The Islamic month of Dhu Al Hijjah marks Eid Al Adha celebrations.
The ministry called on experts to inform the department of the moon sighting or of its impossibility by contacting (05188.8.131.52), (0537.76.09.32), (0537.76.05.49), or (05184.108.40.206) or the fax number (05220.127.116.11).
Dhu Al Hijjah is the twelfth and final month in the Islamic calendar, marking Eid Al Adha, the festival of the sacrifice.
Eid Al Adha falls on the 10th day of the Islamic month.
Moroccan astronomer Abdelaziz Kharbouch Al Ifrani said Morocco will celebrate the first day of Eid on July 31, based on astronomical calculations.
Al Ifrani also expects the first day of Dhu Al Hijjah on July 22, while the day of Arafah, the second day of the hajj pilgrimage, will take place on July 30.
“It’s expected that most Islamic countries will [be] united in their holiday,” the astronomer said.
This year’s Eid will be unprecedented due to COVID-19, like Ramadan and Eid Al Fitr.
On July 17, the Ministry of the Interior announced a set of measures that Moroccan families and butchers should abide by during Eid celebrations.
The ministry will issue authorizations to professional butchers after they undergo COVID-19 tests. The measure aims to prevent the spread of COVID-19 when butchers visit households to help them slaughter livestock.
Local authorities will also provide necessary equipment to butchers in line with the preventive measures. The equipment will include face masks and disinfectants.
Morocco’s interior ministry also called on citizens to only hire butchers who received authorization from local authorities.
How Moroccans celebrate Eid
Traditionally, thousands of Muslim men across Morocco and the world dress up in white djellabas to head to the mosques to perform Eid prayers.
However, with the COVID-19 pandemic, it is likely that citizens will have to perform the prayers at home. Morocco reopened mosques earlier this month for the five daily prayers, excluding Friday prayers.
The decision to exclude Friday’s prayers comes to avoid crowds at mosques.
The country reopened only 5,000 mosques out of the nation’s over 52,000.

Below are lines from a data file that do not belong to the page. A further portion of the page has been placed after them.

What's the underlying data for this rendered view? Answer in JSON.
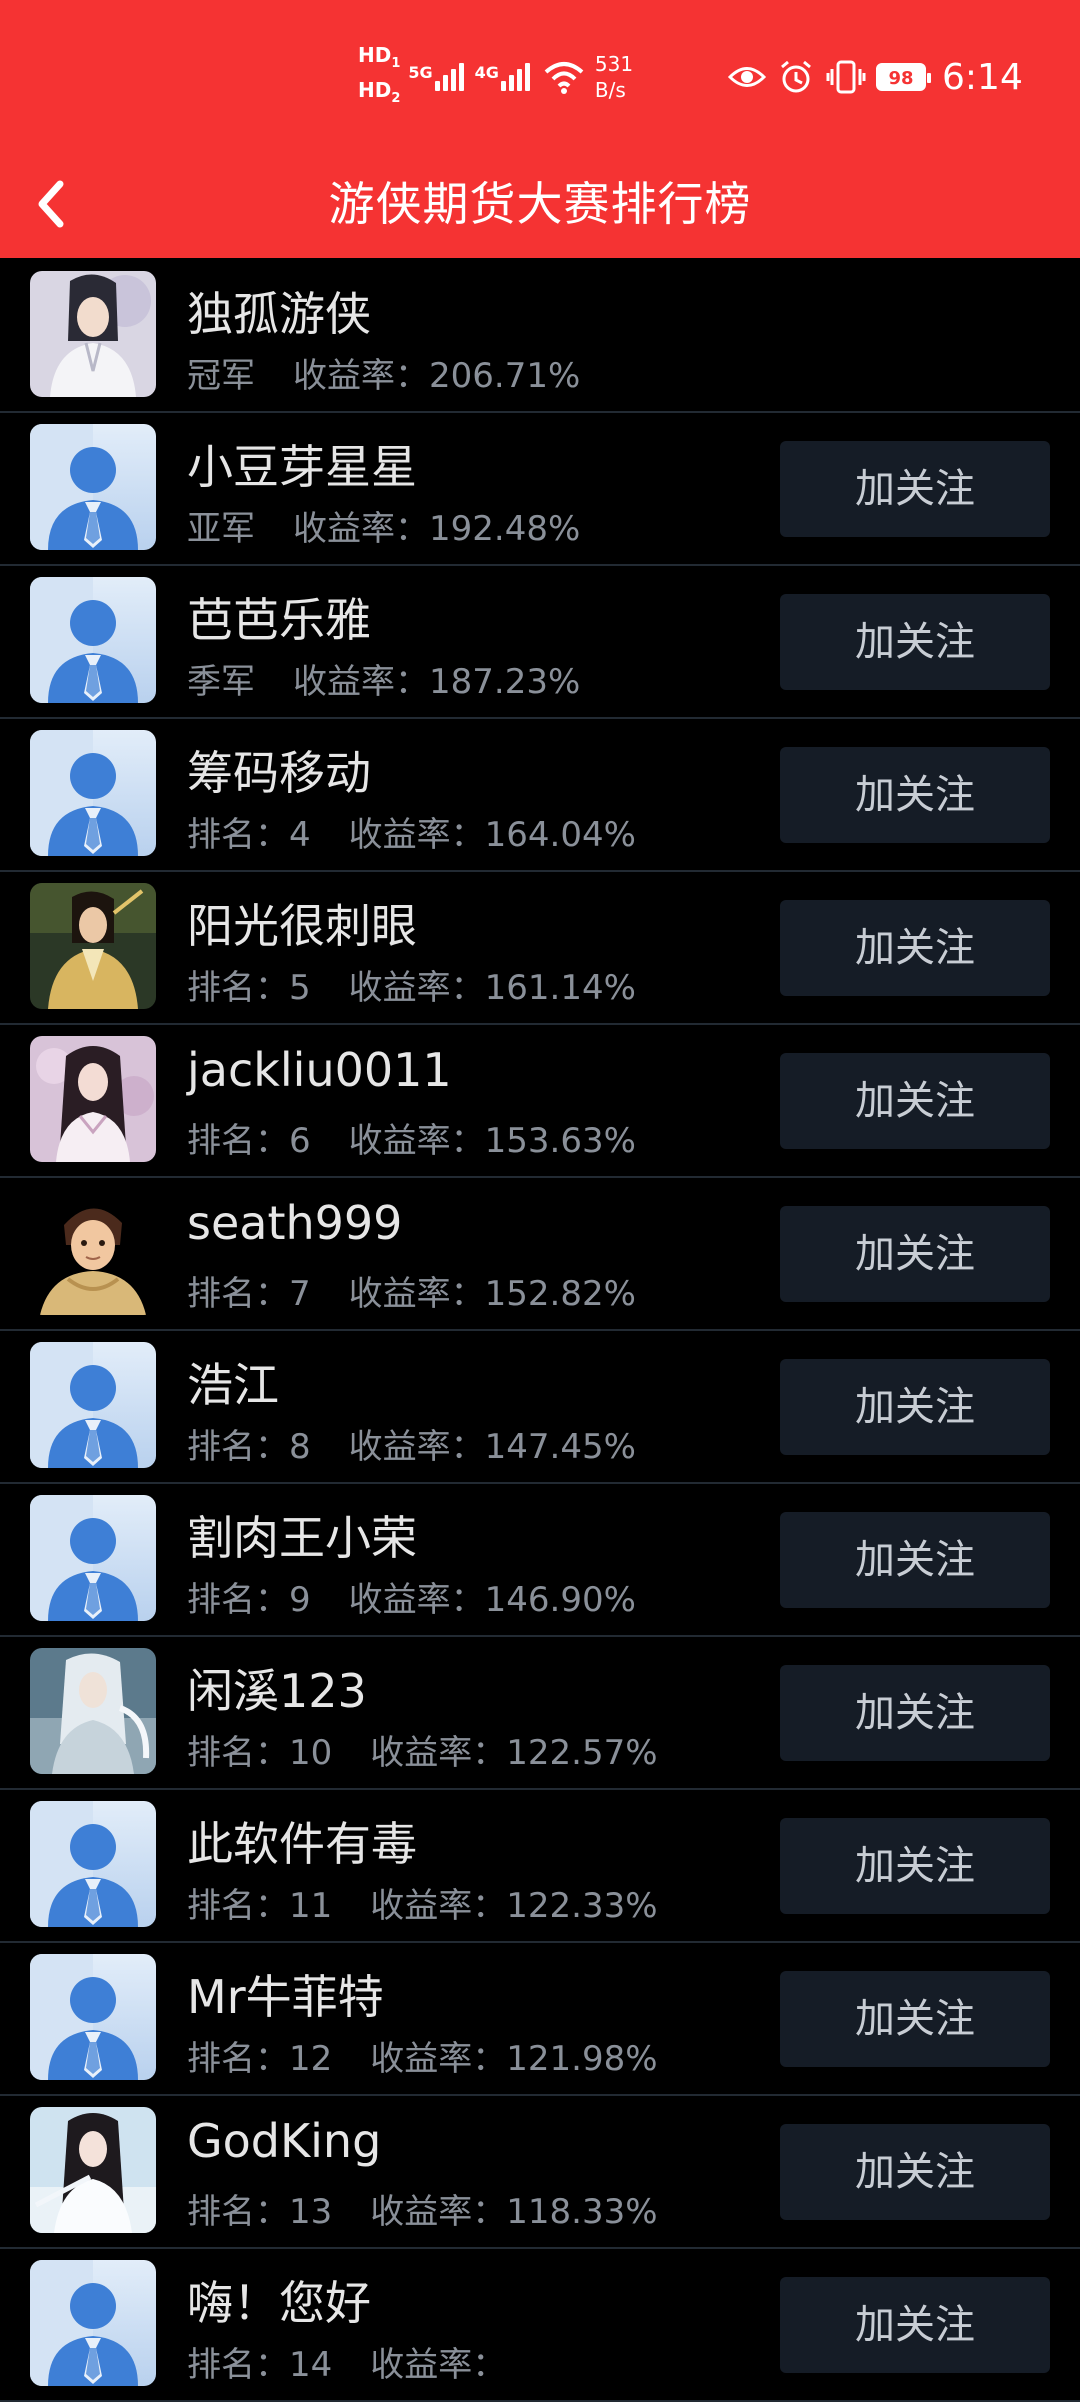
{
  "status_bar": {
    "hd1": "HD",
    "hd1_sub": "1",
    "hd2": "HD",
    "hd2_sub": "2",
    "net_5g": "5G",
    "net_4g": "4G",
    "speed_value": "531",
    "speed_unit": "B/s",
    "battery": "98",
    "time": "6:14"
  },
  "header": {
    "title": "游侠期货大赛排行榜"
  },
  "follow_label": "加关注",
  "ranking": [
    {
      "name": "独孤游侠",
      "rank_label": "冠军",
      "rate_label": "收益率：",
      "rate": "206.71%",
      "avatar": "hero-white-robe",
      "follow": false
    },
    {
      "name": "小豆芽星星",
      "rank_label": "亚军",
      "rate_label": "收益率：",
      "rate": "192.48%",
      "avatar": "default-user",
      "follow": true
    },
    {
      "name": "芭芭乐雅",
      "rank_label": "季军",
      "rate_label": "收益率：",
      "rate": "187.23%",
      "avatar": "default-user",
      "follow": true
    },
    {
      "name": "筹码移动",
      "rank_label": "排名：4",
      "rate_label": "收益率：",
      "rate": "164.04%",
      "avatar": "default-user",
      "follow": true
    },
    {
      "name": "阳光很刺眼",
      "rank_label": "排名：5",
      "rate_label": "收益率：",
      "rate": "161.14%",
      "avatar": "hero-gold-robe",
      "follow": true
    },
    {
      "name": "jackliu0011",
      "rank_label": "排名：6",
      "rate_label": "收益率：",
      "rate": "153.63%",
      "avatar": "lady-pink",
      "follow": true
    },
    {
      "name": "seath999",
      "rank_label": "排名：7",
      "rate_label": "收益率：",
      "rate": "152.82%",
      "avatar": "young-swordsman",
      "follow": true
    },
    {
      "name": "浩江",
      "rank_label": "排名：8",
      "rate_label": "收益率：",
      "rate": "147.45%",
      "avatar": "default-user",
      "follow": true
    },
    {
      "name": "割肉王小荣",
      "rank_label": "排名：9",
      "rate_label": "收益率：",
      "rate": "146.90%",
      "avatar": "default-user",
      "follow": true
    },
    {
      "name": "闲溪123",
      "rank_label": "排名：10",
      "rate_label": "收益率：",
      "rate": "122.57%",
      "avatar": "silver-hair-knight",
      "follow": true
    },
    {
      "name": "此软件有毒",
      "rank_label": "排名：11",
      "rate_label": "收益率：",
      "rate": "122.33%",
      "avatar": "default-user",
      "follow": true
    },
    {
      "name": "Mr牛菲特",
      "rank_label": "排名：12",
      "rate_label": "收益率：",
      "rate": "121.98%",
      "avatar": "default-user",
      "follow": true
    },
    {
      "name": "GodKing",
      "rank_label": "排名：13",
      "rate_label": "收益率：",
      "rate": "118.33%",
      "avatar": "lady-white",
      "follow": true
    },
    {
      "name": "嗨！您好",
      "rank_label": "排名：14",
      "rate_label": "收益率：",
      "rate": "",
      "avatar": "default-user",
      "follow": true
    }
  ],
  "colors": {
    "header_red": "#F53333",
    "background": "#000000",
    "follow_button": "#151C26",
    "divider": "#222A33",
    "meta_text": "#8A9099"
  }
}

After prayers, families gather to experience the Eid atmosphere as the father, oldest brother, or a professional butcher slaughters the livestock.
Moroccans donate part of the meat to people living in poverty.